> [Task prompt]: Copy down all of the data underneath, exactly as shown.

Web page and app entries

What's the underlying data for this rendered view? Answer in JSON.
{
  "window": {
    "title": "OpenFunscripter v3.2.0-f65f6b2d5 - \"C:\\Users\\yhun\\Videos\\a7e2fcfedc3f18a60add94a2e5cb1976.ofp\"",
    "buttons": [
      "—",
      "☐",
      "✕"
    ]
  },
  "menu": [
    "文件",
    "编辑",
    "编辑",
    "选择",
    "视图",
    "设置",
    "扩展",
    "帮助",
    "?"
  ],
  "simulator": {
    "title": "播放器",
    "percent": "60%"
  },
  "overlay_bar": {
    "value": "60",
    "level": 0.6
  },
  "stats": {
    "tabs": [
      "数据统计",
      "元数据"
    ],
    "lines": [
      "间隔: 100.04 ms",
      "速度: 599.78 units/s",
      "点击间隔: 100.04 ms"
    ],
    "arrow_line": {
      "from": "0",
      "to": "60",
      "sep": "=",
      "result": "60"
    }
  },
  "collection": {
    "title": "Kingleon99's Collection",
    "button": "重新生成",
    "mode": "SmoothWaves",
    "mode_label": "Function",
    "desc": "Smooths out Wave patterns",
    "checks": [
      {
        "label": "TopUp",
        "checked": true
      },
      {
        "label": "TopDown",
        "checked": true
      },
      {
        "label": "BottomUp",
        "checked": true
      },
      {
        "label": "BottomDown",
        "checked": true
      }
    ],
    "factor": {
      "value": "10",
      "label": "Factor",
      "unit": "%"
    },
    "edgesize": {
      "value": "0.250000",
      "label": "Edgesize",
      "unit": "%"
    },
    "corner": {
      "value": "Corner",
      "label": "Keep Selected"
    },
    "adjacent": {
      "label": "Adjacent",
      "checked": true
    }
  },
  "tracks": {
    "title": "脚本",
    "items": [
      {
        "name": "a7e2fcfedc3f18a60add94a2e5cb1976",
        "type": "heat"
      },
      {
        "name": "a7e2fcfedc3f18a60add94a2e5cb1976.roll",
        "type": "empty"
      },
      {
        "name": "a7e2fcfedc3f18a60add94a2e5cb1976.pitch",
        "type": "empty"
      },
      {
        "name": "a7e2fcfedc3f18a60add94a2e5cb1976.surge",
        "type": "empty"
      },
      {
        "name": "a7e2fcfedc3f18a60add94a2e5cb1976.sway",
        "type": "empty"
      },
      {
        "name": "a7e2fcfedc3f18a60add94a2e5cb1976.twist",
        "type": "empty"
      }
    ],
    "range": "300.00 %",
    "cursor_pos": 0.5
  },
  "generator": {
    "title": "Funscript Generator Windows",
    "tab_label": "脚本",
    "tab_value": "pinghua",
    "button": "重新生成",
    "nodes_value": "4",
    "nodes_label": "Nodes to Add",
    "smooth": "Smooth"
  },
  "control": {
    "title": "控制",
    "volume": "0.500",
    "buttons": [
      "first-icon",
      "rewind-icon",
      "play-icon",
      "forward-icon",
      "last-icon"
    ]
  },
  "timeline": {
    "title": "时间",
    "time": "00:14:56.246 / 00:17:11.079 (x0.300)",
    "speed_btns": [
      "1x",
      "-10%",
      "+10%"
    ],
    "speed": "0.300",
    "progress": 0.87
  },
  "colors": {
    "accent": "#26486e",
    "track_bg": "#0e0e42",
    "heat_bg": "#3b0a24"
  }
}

> [Result of this exercise]:
What's the underlying data for this rendered view? Answer in JSON.
{
  "window": {
    "title": "OpenFunscripter v3.2.0-f65f6b2d5 - \"C:\\Users\\yhun\\Videos\\a7e2fcfedc3f18a60add94a2e5cb1976.ofp\"",
    "buttons": [
      "—",
      "☐",
      "✕"
    ]
  },
  "menu": [
    "文件",
    "编辑",
    "编辑",
    "选择",
    "视图",
    "设置",
    "扩展",
    "帮助",
    "?"
  ],
  "simulator": {
    "title": "播放器",
    "percent": "60%"
  },
  "overlay_bar": {
    "value": "60",
    "level": 0.6
  },
  "stats": {
    "tabs": [
      "数据统计",
      "元数据"
    ],
    "lines": [
      "间隔: 100.04 ms",
      "速度: 599.78 units/s",
      "点击间隔: 100.04 ms"
    ],
    "arrow_line": {
      "from": "0",
      "to": "60",
      "sep": "=",
      "result": "60"
    }
  },
  "collection": {
    "title": "Kingleon99's Collection",
    "button": "重新生成",
    "mode": "SmoothWaves",
    "mode_label": "Function",
    "desc": "Smooths out Wave patterns",
    "checks": [
      {
        "label": "TopUp",
        "checked": true
      },
      {
        "label": "TopDown",
        "checked": true
      },
      {
        "label": "BottomUp",
        "checked": true
      },
      {
        "label": "BottomDown",
        "checked": true
      }
    ],
    "factor": {
      "value": "10",
      "label": "Factor",
      "unit": "%"
    },
    "edgesize": {
      "value": "0.250000",
      "label": "Edgesize",
      "unit": "%"
    },
    "corner": {
      "value": "Corner",
      "label": "Keep Selected"
    },
    "adjacent": {
      "label": "Adjacent",
      "checked": true
    }
  },
  "tracks": {
    "title": "脚本",
    "items": [
      {
        "name": "a7e2fcfedc3f18a60add94a2e5cb1976",
        "type": "heat"
      },
      {
        "name": "a7e2fcfedc3f18a60add94a2e5cb1976.roll",
        "type": "empty"
      },
      {
        "name": "a7e2fcfedc3f18a60add94a2e5cb1976.pitch",
        "type": "empty"
      },
      {
        "name": "a7e2fcfedc3f18a60add94a2e5cb1976.surge",
        "type": "empty"
      },
      {
        "name": "a7e2fcfedc3f18a60add94a2e5cb1976.sway",
        "type": "empty"
      },
      {
        "name": "a7e2fcfedc3f18a60add94a2e5cb1976.twist",
        "type": "empty"
      }
    ],
    "range": "300.00 %",
    "cursor_pos": 0.5
  },
  "generator": {
    "title": "Funscript Generator Windows",
    "tab_label": "脚本",
    "tab_value": "pinghua",
    "button": "重新生成",
    "nodes_value": "4",
    "nodes_label": "Nodes to Add",
    "smooth": "Smooth"
  },
  "control": {
    "title": "控制",
    "volume": "0.500",
    "buttons": [
      "first-icon",
      "rewind-icon",
      "play-icon",
      "forward-icon",
      "last-icon"
    ]
  },
  "timeline": {
    "title": "时间",
    "time": "00:14:56.246 / 00:17:11.079 (x0.300)",
    "speed_btns": [
      "1x",
      "-10%",
      "+10%"
    ],
    "speed": "0.300",
    "progress": 0.87
  },
  "colors": {
    "accent": "#26486e",
    "track_bg": "#0e0e42",
    "heat_bg": "#3b0a24"
  }
}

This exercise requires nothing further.